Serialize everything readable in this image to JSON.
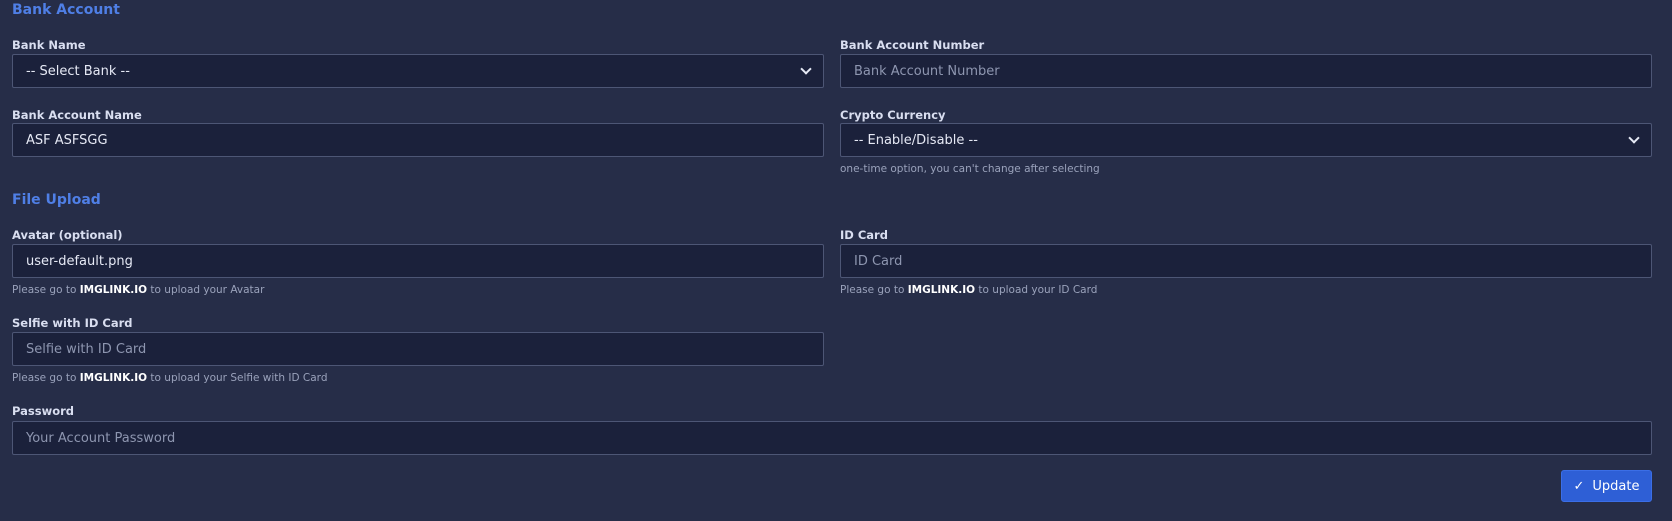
{
  "bank_section": {
    "title": "Bank Account",
    "bank_name": {
      "label": "Bank Name",
      "selected": "-- Select Bank --"
    },
    "account_number": {
      "label": "Bank Account Number",
      "placeholder": "Bank Account Number",
      "value": ""
    },
    "account_name": {
      "label": "Bank Account Name",
      "value": "ASF ASFSGG"
    },
    "crypto": {
      "label": "Crypto Currency",
      "selected": "-- Enable/Disable --",
      "help": "one-time option, you can't change after selecting"
    }
  },
  "file_section": {
    "title": "File Upload",
    "avatar": {
      "label": "Avatar (optional)",
      "value": "user-default.png",
      "help_prefix": "Please go to",
      "help_link": "IMGLINK.IO",
      "help_suffix": "to upload your Avatar"
    },
    "id_card": {
      "label": "ID Card",
      "placeholder": "ID Card",
      "help_prefix": "Please go to",
      "help_link": "IMGLINK.IO",
      "help_suffix": "to upload your ID Card"
    },
    "selfie": {
      "label": "Selfie with ID Card",
      "placeholder": "Selfie with ID Card",
      "help_prefix": "Please go to",
      "help_link": "IMGLINK.IO",
      "help_suffix": "to upload your Selfie with ID Card"
    }
  },
  "password": {
    "label": "Password",
    "placeholder": "Your Account Password"
  },
  "update_button": {
    "label": "Update",
    "icon": "check-icon"
  },
  "colors": {
    "background": "#262d48",
    "accent": "#4f7fe6",
    "button": "#2e5fd6"
  }
}
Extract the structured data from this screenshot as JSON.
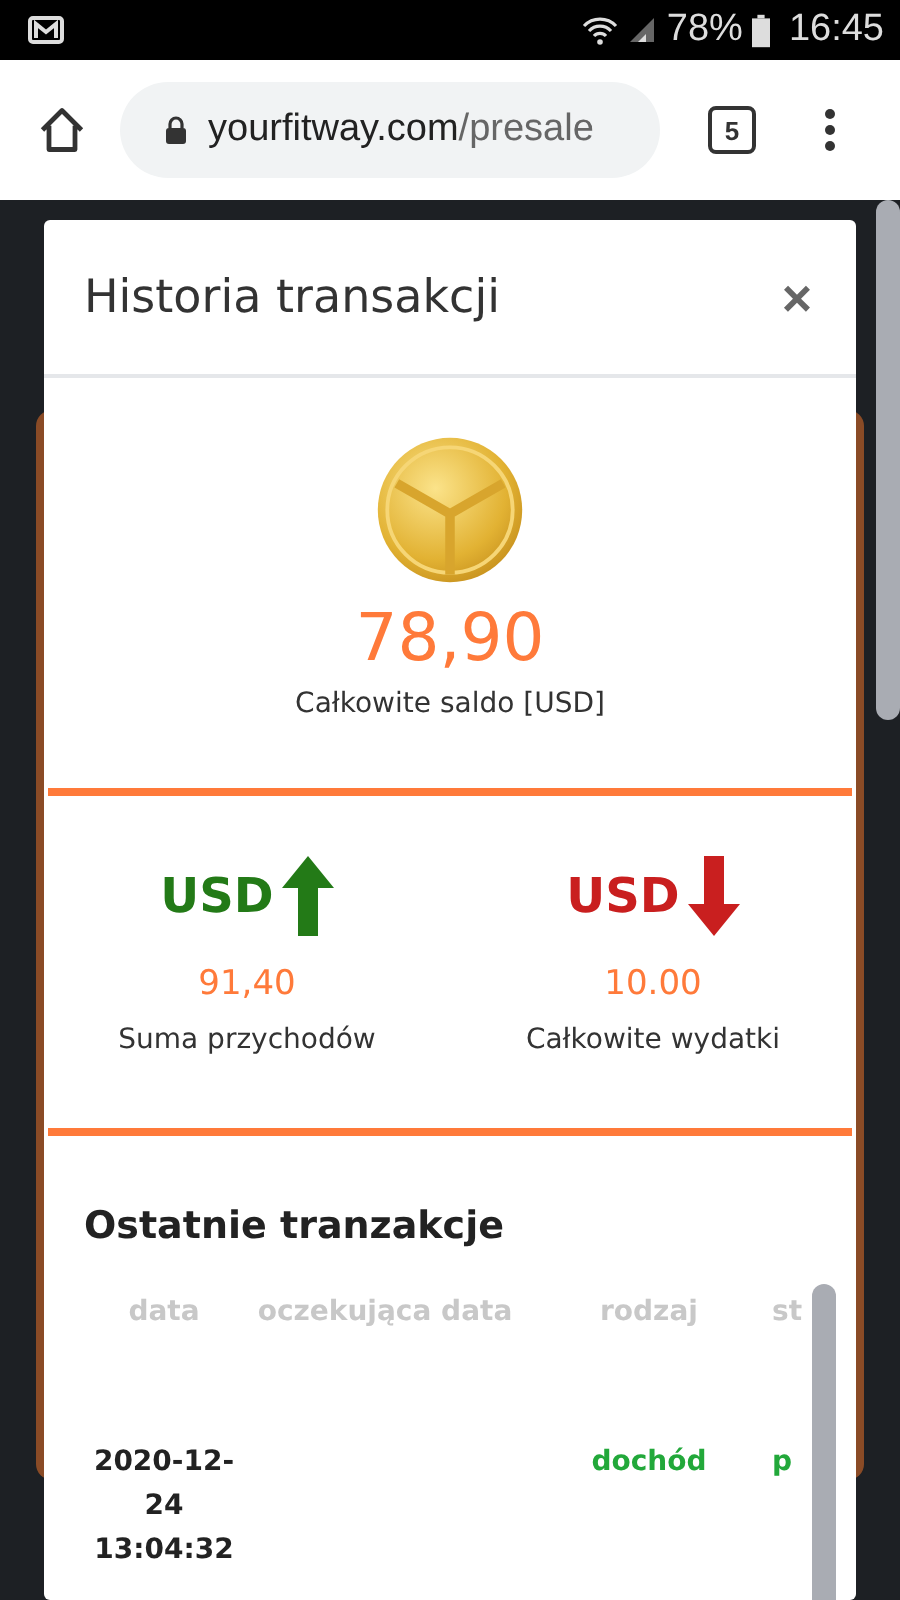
{
  "status_bar": {
    "battery": "78%",
    "time": "16:45"
  },
  "browser": {
    "url_host": "yourfitway.com",
    "url_path": "/presale",
    "tab_count": "5"
  },
  "modal": {
    "title": "Historia transakcji",
    "close": "×",
    "balance": {
      "amount": "78,90",
      "label": "Całkowite saldo [USD]"
    },
    "stats": [
      {
        "kind": "income",
        "currency": "USD",
        "amount": "91,40",
        "label": "Suma przychodów"
      },
      {
        "kind": "expense",
        "currency": "USD",
        "amount": "10.00",
        "label": "Całkowite wydatki"
      }
    ],
    "recent": {
      "title": "Ostatnie tranzakcje",
      "columns": [
        "data",
        "oczekująca data",
        "rodzaj",
        "st"
      ],
      "rows": [
        [
          "2020-12-24 13:04:32",
          "",
          "dochód",
          "p"
        ]
      ]
    }
  }
}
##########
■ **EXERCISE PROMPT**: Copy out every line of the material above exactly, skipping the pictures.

■ **ANSWER FOR THE TASK**:
Serialize everything readable in this image to JSON.
{
  "bank_section": {
    "title": "Bank Account",
    "bank_name": {
      "label": "Bank Name",
      "selected": "-- Select Bank --"
    },
    "account_number": {
      "label": "Bank Account Number",
      "placeholder": "Bank Account Number",
      "value": ""
    },
    "account_name": {
      "label": "Bank Account Name",
      "value": "ASF ASFSGG"
    },
    "crypto": {
      "label": "Crypto Currency",
      "selected": "-- Enable/Disable --",
      "help": "one-time option, you can't change after selecting"
    }
  },
  "file_section": {
    "title": "File Upload",
    "avatar": {
      "label": "Avatar (optional)",
      "value": "user-default.png",
      "help_prefix": "Please go to",
      "help_link": "IMGLINK.IO",
      "help_suffix": "to upload your Avatar"
    },
    "id_card": {
      "label": "ID Card",
      "placeholder": "ID Card",
      "help_prefix": "Please go to",
      "help_link": "IMGLINK.IO",
      "help_suffix": "to upload your ID Card"
    },
    "selfie": {
      "label": "Selfie with ID Card",
      "placeholder": "Selfie with ID Card",
      "help_prefix": "Please go to",
      "help_link": "IMGLINK.IO",
      "help_suffix": "to upload your Selfie with ID Card"
    }
  },
  "password": {
    "label": "Password",
    "placeholder": "Your Account Password"
  },
  "update_button": {
    "label": "Update",
    "icon": "check-icon"
  },
  "colors": {
    "background": "#262d48",
    "accent": "#4f7fe6",
    "button": "#2e5fd6"
  }
}
Extract the structured data from this screenshot as JSON.
{
  "status_bar": {
    "battery": "78%",
    "time": "16:45"
  },
  "browser": {
    "url_host": "yourfitway.com",
    "url_path": "/presale",
    "tab_count": "5"
  },
  "modal": {
    "title": "Historia transakcji",
    "close": "×",
    "balance": {
      "amount": "78,90",
      "label": "Całkowite saldo [USD]"
    },
    "stats": [
      {
        "kind": "income",
        "currency": "USD",
        "amount": "91,40",
        "label": "Suma przychodów"
      },
      {
        "kind": "expense",
        "currency": "USD",
        "amount": "10.00",
        "label": "Całkowite wydatki"
      }
    ],
    "recent": {
      "title": "Ostatnie tranzakcje",
      "columns": [
        "data",
        "oczekująca data",
        "rodzaj",
        "st"
      ],
      "rows": [
        [
          "2020-12-24 13:04:32",
          "",
          "dochód",
          "p"
        ]
      ]
    }
  }
}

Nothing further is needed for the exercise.